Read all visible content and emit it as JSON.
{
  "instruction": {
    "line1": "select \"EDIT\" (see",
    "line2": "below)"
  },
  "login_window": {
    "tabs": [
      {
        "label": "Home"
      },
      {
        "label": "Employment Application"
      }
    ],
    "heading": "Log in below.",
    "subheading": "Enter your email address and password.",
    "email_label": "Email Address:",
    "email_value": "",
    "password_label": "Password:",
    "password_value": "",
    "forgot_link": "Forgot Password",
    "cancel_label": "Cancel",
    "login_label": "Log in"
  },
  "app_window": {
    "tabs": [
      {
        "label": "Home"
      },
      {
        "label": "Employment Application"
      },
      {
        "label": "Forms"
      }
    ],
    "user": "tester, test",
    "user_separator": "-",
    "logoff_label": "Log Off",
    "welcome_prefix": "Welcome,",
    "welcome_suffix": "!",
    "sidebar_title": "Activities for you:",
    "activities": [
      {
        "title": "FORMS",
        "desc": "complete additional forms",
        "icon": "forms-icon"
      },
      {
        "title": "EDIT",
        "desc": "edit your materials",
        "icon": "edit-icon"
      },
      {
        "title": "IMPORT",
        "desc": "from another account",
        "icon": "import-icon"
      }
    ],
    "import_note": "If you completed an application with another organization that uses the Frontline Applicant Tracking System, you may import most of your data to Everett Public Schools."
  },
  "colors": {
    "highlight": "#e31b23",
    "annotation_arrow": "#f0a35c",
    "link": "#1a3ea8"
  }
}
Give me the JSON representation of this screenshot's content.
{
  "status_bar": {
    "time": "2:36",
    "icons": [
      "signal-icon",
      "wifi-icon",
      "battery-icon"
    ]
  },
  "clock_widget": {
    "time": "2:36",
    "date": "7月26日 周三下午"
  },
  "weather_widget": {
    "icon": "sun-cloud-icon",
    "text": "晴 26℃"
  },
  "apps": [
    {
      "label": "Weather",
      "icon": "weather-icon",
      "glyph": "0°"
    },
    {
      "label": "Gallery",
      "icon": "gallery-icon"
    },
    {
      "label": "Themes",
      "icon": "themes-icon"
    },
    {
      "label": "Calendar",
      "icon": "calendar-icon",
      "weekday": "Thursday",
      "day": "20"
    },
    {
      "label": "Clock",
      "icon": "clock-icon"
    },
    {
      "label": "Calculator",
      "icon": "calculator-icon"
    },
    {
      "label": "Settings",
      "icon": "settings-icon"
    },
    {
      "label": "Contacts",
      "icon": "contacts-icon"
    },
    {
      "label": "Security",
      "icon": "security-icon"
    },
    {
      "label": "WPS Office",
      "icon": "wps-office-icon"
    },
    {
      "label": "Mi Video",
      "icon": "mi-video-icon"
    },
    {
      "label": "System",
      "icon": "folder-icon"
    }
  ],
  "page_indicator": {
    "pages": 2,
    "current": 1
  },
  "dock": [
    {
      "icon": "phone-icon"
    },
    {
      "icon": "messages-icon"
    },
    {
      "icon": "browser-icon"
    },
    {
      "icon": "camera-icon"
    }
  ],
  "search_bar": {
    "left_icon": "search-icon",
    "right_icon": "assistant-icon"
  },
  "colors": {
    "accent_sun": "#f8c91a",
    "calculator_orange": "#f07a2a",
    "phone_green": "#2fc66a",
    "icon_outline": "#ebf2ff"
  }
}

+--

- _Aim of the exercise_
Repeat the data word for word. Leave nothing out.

- _Response box_
Read all visible content and emit it as JSON.
{
  "instruction": {
    "line1": "select \"EDIT\" (see",
    "line2": "below)"
  },
  "login_window": {
    "tabs": [
      {
        "label": "Home"
      },
      {
        "label": "Employment Application"
      }
    ],
    "heading": "Log in below.",
    "subheading": "Enter your email address and password.",
    "email_label": "Email Address:",
    "email_value": "",
    "password_label": "Password:",
    "password_value": "",
    "forgot_link": "Forgot Password",
    "cancel_label": "Cancel",
    "login_label": "Log in"
  },
  "app_window": {
    "tabs": [
      {
        "label": "Home"
      },
      {
        "label": "Employment Application"
      },
      {
        "label": "Forms"
      }
    ],
    "user": "tester, test",
    "user_separator": "-",
    "logoff_label": "Log Off",
    "welcome_prefix": "Welcome,",
    "welcome_suffix": "!",
    "sidebar_title": "Activities for you:",
    "activities": [
      {
        "title": "FORMS",
        "desc": "complete additional forms",
        "icon": "forms-icon"
      },
      {
        "title": "EDIT",
        "desc": "edit your materials",
        "icon": "edit-icon"
      },
      {
        "title": "IMPORT",
        "desc": "from another account",
        "icon": "import-icon"
      }
    ],
    "import_note": "If you completed an application with another organization that uses the Frontline Applicant Tracking System, you may import most of your data to Everett Public Schools."
  },
  "colors": {
    "highlight": "#e31b23",
    "annotation_arrow": "#f0a35c",
    "link": "#1a3ea8"
  }
}
Give me the JSON representation of this screenshot's content.
{
  "status_bar": {
    "time": "2:36",
    "icons": [
      "signal-icon",
      "wifi-icon",
      "battery-icon"
    ]
  },
  "clock_widget": {
    "time": "2:36",
    "date": "7月26日 周三下午"
  },
  "weather_widget": {
    "icon": "sun-cloud-icon",
    "text": "晴 26℃"
  },
  "apps": [
    {
      "label": "Weather",
      "icon": "weather-icon",
      "glyph": "0°"
    },
    {
      "label": "Gallery",
      "icon": "gallery-icon"
    },
    {
      "label": "Themes",
      "icon": "themes-icon"
    },
    {
      "label": "Calendar",
      "icon": "calendar-icon",
      "weekday": "Thursday",
      "day": "20"
    },
    {
      "label": "Clock",
      "icon": "clock-icon"
    },
    {
      "label": "Calculator",
      "icon": "calculator-icon"
    },
    {
      "label": "Settings",
      "icon": "settings-icon"
    },
    {
      "label": "Contacts",
      "icon": "contacts-icon"
    },
    {
      "label": "Security",
      "icon": "security-icon"
    },
    {
      "label": "WPS Office",
      "icon": "wps-office-icon"
    },
    {
      "label": "Mi Video",
      "icon": "mi-video-icon"
    },
    {
      "label": "System",
      "icon": "folder-icon"
    }
  ],
  "page_indicator": {
    "pages": 2,
    "current": 1
  },
  "dock": [
    {
      "icon": "phone-icon"
    },
    {
      "icon": "messages-icon"
    },
    {
      "icon": "browser-icon"
    },
    {
      "icon": "camera-icon"
    }
  ],
  "search_bar": {
    "left_icon": "search-icon",
    "right_icon": "assistant-icon"
  },
  "colors": {
    "accent_sun": "#f8c91a",
    "calculator_orange": "#f07a2a",
    "phone_green": "#2fc66a",
    "icon_outline": "#ebf2ff"
  }
}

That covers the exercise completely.